As Pope Saint John Paul II taught, our world has lost the proper sense of suffering, a natural consequence of the loss of a supernatural perspective, of Man’s eternal destiny. Hence, all our thoughts, desires, dreams are focused on this life alone, so brief, so limited, a subtle form of despair and acedia. Hence, the desire for a quick and painless death, assisted suicide, to go oh-so-gently into that great goodnight when the roses lose their bloom, and life becomes painful.
The great Pope taught in Evangelium Vitae that this temporal existence is only a ‘penultimate’ good, to be used well in preparation for our ultimate good, eternal life. Without this dimension, life cannot make sense, or the only sense is that there is none. Hence, the bizarre philosophy of David Benatar, who claims, in an ironic application of the words of Christ about Judas, that the best thing for any human is never to have been born.
But every life is of value, even the most suffering and simple, as, again, John Paul taught so eloquently and profoundly in his masterpiece on the infinite value of suffering, Salvifici Doloris, promulgated on this day in 1984. Well, well worth a read, if you have not done so already, and one wise Jesuit priest remarked that this Apostolic Letter may be amongst the most important and prophetic works of the Holy Father’s corpus.
We should unite our prayers this day, and throughout the year, with those of the sick, along with all of our own sufferings, especially those especially sent to us by God. As Saint Theresa of Calcutta declared, ‘suffering is the kiss of Christ’. We should rejoice in our health, but also in our own salvific suffering in whatever way it may come to us.

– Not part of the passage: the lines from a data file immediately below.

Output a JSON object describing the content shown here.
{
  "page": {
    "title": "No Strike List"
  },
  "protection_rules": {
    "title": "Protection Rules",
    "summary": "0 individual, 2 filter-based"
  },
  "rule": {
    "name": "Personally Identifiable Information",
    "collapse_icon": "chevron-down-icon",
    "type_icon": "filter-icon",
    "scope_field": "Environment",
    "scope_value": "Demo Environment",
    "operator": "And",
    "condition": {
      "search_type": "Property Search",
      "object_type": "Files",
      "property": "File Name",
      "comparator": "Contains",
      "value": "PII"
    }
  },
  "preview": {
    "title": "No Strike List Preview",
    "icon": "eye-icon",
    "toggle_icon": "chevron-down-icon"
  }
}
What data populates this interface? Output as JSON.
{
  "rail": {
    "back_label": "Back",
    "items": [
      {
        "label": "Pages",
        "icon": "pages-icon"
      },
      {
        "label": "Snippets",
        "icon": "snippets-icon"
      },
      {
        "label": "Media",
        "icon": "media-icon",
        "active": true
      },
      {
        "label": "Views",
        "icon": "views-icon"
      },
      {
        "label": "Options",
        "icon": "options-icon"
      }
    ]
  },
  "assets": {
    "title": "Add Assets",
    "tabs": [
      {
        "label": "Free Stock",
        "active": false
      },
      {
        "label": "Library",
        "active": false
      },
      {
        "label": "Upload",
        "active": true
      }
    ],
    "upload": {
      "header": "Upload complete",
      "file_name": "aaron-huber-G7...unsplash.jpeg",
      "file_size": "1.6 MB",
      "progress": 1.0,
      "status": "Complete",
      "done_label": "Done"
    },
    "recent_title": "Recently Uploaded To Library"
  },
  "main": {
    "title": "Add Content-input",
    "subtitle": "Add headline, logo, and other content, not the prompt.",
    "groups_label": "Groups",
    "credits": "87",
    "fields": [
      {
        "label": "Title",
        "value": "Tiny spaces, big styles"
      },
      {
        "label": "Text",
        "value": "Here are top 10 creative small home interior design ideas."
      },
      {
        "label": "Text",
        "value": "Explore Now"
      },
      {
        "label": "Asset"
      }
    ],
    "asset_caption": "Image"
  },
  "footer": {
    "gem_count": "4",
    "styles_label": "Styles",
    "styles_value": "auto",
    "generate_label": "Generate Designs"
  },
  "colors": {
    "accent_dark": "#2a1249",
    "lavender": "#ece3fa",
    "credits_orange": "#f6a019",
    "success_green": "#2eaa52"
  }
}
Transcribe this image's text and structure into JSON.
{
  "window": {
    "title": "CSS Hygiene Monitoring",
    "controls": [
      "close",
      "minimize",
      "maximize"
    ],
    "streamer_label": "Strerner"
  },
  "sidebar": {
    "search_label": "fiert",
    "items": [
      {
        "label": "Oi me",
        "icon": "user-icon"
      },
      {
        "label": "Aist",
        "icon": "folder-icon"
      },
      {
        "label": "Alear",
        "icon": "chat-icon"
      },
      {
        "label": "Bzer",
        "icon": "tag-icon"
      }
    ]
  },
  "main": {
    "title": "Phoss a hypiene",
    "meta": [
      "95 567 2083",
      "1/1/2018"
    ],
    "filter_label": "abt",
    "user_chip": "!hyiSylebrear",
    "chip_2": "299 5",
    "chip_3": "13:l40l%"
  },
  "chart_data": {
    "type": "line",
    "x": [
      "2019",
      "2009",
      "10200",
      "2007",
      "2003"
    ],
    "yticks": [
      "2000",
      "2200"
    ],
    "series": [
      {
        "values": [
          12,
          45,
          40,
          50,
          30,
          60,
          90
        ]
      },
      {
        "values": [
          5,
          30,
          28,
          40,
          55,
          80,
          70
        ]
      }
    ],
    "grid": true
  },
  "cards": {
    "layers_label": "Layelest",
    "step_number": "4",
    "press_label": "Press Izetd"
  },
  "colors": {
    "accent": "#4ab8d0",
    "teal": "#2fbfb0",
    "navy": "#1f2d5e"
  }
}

Our Lady of Lourdes and Saint Bernadette, orate pro nobis!